Rod Crawford <email@example.com>
At 13:30, awhile explaining his coming across an Apache boy Stewart finishes his drink, at 13:53 Stewart reaches for his glass on the table and you can see it has a drink in it. See more »
This is the story of a land, of the people who lived on it in the year 1870, and of a man whose name was Cochise. He was an Indian - leader of the Chiricahua Apache tribe. I was involved in the story and what I have to tell happened exactly as you'll see it - the only change will be that when the Apaches speak, they will speak in our language. What took place is part of the history of Arizona and it began for me here where you see me riding.
See more »
"Apaches protecting Americans! I never thought I'd see that in my lifetime!"
Excellent adaptation of Elliott Arnold's book "Blood Brother" concerning the talk, the need, and the struggle for peace between the white man and the Apache Indians in 1870 Arizona. James Stewart is very effective as a brave former Scout for the Union who used to kill Indians but who now wants the slaughters to stop; he learns their tongue, sends up a smoke signal, and is soon in conference with Cochise himself to allow the U.S. mail-riders safely through Apache terrain...he also finds love with Indian princess Debra Paget, a romance his racist white brothers obviously resent (and at least one Apache soldier as well). Strong, moving story relies on the complicated interpersonal relationships between the characters for its impact, and the performances from Stewart, Paget, and Oscar-nominated Jeff Chandler do not disappoint.

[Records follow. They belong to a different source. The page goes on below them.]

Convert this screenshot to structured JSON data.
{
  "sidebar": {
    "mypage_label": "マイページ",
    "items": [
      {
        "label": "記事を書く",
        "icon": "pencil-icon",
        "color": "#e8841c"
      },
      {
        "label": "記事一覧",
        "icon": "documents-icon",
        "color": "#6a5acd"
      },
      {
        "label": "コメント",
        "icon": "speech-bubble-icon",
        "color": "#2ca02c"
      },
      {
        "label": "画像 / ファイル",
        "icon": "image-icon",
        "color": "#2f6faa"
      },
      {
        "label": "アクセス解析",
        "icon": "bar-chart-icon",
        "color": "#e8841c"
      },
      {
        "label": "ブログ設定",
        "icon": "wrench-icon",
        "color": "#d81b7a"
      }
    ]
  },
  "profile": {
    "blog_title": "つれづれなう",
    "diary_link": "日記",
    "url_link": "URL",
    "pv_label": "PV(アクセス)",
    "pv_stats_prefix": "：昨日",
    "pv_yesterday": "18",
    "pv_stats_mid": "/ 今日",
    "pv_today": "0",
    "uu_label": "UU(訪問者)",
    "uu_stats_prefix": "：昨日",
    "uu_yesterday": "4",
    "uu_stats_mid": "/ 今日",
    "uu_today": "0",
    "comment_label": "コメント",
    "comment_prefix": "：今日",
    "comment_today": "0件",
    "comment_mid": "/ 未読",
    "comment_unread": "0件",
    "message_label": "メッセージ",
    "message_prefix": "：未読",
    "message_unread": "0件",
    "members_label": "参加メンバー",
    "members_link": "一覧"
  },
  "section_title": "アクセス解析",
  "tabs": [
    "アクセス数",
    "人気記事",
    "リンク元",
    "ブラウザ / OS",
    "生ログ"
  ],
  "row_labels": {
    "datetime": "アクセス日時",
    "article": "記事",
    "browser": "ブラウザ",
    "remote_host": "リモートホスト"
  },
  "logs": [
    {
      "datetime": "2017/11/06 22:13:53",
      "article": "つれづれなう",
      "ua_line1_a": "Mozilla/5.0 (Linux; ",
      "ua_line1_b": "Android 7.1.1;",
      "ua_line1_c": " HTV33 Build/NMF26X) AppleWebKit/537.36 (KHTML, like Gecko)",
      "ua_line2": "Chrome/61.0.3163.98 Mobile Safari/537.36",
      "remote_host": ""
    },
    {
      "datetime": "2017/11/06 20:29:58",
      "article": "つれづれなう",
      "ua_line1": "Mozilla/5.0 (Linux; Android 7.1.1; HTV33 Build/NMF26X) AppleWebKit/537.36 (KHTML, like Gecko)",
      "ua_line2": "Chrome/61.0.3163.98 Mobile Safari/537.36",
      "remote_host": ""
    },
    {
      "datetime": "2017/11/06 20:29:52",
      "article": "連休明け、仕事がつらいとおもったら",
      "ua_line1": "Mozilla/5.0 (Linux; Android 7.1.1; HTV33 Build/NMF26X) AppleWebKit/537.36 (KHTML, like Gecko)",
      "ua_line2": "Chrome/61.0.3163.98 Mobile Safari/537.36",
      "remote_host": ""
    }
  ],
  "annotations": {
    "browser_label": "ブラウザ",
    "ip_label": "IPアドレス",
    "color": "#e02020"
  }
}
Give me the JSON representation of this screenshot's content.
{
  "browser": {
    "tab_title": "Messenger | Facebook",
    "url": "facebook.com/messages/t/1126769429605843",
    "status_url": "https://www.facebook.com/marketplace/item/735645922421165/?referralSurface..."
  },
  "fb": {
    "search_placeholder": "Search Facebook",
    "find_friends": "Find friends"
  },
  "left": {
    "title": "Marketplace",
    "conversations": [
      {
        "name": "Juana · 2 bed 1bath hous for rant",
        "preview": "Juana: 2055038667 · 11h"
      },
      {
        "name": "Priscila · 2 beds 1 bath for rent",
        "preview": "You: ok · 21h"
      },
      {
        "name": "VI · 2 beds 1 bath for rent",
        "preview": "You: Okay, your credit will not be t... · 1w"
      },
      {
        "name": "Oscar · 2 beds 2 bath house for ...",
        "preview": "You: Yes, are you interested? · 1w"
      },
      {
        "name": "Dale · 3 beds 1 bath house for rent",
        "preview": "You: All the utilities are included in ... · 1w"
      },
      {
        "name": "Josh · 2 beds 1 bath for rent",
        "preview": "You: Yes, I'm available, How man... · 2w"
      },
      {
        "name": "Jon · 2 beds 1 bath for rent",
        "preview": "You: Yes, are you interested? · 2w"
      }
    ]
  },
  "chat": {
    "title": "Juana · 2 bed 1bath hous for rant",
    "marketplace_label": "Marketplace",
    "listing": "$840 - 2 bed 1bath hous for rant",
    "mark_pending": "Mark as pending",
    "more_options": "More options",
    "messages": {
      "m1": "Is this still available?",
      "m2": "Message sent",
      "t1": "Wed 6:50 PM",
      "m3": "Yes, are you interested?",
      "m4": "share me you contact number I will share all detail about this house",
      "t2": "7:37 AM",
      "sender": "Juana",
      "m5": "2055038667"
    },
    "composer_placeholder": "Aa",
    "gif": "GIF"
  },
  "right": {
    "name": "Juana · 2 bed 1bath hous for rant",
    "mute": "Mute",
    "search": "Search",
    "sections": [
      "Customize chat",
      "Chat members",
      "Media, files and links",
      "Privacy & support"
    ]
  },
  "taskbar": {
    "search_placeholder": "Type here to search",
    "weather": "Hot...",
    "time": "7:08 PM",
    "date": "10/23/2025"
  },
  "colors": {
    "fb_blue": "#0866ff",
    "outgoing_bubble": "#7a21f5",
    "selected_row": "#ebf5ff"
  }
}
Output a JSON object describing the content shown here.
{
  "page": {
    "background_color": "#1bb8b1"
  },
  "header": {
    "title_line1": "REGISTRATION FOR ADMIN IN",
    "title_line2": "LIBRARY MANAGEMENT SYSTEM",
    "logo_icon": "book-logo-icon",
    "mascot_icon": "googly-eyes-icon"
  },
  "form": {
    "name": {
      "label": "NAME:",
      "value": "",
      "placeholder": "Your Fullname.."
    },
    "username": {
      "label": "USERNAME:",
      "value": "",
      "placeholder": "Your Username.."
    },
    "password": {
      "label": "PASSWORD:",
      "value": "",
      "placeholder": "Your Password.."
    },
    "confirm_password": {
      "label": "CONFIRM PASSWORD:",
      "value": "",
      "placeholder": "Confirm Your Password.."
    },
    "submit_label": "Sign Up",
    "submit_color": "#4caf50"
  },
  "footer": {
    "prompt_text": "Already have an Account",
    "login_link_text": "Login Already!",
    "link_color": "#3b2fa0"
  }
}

Beautifully filmed on rugged locations, Delmer Daves directs a winner, one of the best westerns of its era. *** from ****
8 of 11 people found this review helpful.
Was this review helpful to you?
| Report this